▶ **Work instructions**
From the entries below, copy out all lines holding "title".

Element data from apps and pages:

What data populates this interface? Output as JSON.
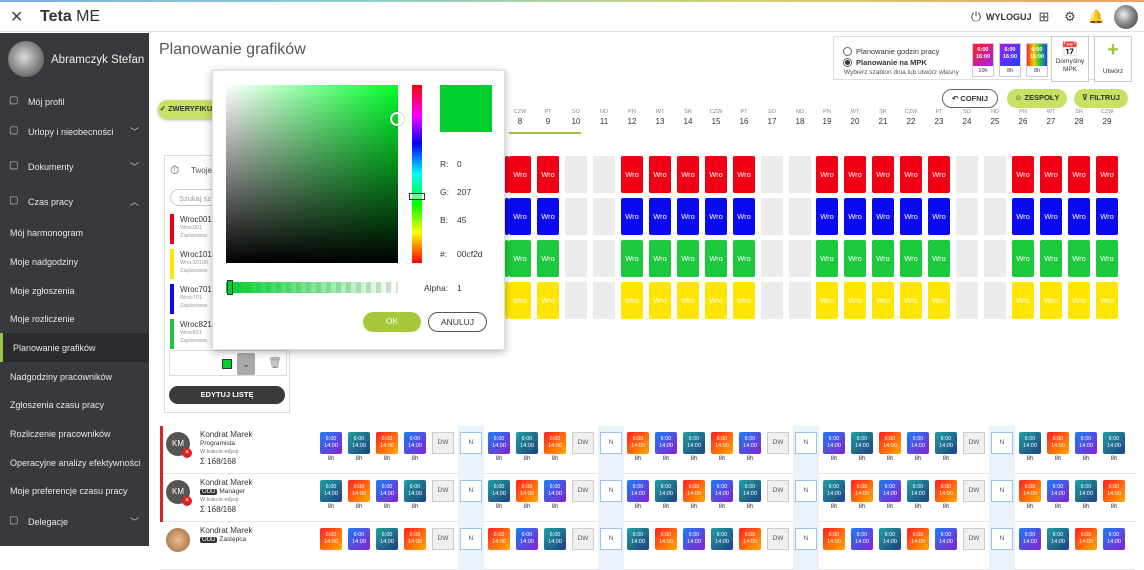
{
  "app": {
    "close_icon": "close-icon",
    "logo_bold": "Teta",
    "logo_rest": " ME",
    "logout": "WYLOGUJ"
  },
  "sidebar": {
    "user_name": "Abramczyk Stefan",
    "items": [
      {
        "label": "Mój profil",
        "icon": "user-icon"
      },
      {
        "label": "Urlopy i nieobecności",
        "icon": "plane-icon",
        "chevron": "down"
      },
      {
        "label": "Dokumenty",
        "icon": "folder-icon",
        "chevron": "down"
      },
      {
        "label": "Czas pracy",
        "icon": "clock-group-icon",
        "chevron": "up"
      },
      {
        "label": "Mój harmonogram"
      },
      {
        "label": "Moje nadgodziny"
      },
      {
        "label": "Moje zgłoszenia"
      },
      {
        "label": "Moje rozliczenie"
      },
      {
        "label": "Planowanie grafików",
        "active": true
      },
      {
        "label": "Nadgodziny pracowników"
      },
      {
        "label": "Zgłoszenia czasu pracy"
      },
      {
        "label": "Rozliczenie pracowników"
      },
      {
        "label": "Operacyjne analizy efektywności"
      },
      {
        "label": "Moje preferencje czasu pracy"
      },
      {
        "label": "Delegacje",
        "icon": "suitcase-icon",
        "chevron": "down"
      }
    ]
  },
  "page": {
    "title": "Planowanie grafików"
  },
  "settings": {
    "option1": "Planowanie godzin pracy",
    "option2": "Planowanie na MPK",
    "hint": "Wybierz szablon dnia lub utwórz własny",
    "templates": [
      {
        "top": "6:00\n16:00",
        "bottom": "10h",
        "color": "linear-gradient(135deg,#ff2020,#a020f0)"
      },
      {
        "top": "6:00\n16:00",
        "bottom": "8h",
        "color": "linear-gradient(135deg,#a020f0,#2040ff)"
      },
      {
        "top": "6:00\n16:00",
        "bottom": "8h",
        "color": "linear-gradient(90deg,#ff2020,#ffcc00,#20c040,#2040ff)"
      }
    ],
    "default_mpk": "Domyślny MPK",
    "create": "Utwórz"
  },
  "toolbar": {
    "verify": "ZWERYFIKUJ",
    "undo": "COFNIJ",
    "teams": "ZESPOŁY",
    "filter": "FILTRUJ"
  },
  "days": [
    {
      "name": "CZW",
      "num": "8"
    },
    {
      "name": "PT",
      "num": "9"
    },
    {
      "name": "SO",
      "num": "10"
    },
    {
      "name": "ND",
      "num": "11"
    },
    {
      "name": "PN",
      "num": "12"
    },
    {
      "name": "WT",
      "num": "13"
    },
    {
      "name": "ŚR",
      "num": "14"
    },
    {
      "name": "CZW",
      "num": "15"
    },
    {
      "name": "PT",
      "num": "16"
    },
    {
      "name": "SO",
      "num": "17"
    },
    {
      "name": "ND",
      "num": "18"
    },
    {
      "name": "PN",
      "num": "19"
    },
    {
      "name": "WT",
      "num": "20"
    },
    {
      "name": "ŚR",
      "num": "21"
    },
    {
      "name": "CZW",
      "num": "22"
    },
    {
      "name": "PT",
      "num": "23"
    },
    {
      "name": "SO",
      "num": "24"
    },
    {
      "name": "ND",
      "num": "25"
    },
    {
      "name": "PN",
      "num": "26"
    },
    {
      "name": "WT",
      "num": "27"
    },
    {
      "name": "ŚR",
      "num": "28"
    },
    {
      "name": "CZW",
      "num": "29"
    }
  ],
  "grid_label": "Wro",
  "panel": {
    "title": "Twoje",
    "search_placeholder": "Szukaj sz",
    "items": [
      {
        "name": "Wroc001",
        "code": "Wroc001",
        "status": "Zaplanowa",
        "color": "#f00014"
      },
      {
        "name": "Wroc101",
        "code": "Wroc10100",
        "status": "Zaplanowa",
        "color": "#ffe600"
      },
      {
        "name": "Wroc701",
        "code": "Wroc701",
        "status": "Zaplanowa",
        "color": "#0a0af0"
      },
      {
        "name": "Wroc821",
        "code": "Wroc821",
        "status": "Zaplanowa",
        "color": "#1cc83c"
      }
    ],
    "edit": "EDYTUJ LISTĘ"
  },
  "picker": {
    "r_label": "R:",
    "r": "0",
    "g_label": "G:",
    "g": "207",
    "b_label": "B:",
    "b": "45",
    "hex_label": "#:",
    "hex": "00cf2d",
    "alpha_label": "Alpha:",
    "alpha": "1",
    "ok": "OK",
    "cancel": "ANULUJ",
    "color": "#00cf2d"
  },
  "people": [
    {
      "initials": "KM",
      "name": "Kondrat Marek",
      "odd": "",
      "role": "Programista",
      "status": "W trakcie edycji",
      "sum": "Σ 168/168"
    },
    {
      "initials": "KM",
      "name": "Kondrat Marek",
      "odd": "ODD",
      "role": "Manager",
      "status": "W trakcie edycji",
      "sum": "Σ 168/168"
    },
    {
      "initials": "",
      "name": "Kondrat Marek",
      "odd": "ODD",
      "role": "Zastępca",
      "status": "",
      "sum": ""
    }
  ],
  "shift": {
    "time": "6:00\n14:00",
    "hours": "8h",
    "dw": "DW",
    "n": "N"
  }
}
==
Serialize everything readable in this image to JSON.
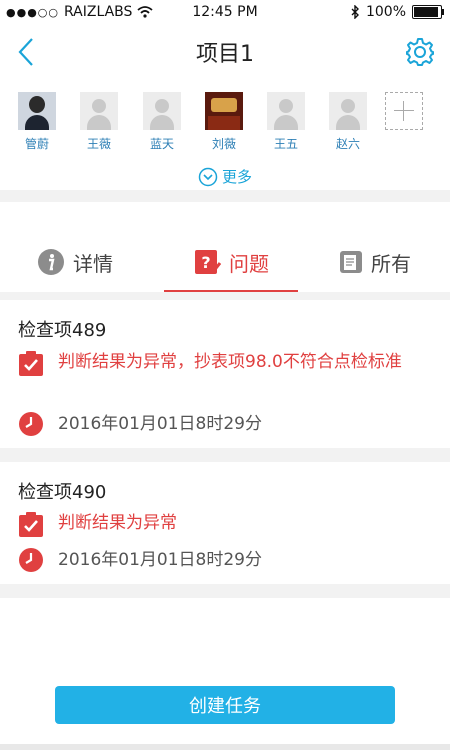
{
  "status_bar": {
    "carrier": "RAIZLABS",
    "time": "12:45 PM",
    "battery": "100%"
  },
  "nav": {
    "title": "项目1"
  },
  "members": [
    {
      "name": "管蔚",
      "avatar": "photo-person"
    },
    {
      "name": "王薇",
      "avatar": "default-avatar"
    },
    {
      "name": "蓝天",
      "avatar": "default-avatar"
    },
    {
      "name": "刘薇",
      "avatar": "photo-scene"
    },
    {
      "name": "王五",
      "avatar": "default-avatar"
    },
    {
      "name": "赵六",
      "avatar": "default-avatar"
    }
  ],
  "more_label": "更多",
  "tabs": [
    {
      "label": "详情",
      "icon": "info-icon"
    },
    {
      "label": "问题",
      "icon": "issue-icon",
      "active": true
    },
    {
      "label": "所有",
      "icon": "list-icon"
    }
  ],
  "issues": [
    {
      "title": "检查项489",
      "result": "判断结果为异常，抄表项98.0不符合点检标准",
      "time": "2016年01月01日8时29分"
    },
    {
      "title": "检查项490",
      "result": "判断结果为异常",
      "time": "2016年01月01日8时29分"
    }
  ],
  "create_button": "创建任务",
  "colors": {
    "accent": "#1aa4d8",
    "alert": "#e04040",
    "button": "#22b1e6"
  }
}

▶ **Solution for this task**
    "title": "Planowanie grafików"
    "title": "Twoje",
    "title": "项目1"
      "title": "检查项489",
      "title": "检查项490",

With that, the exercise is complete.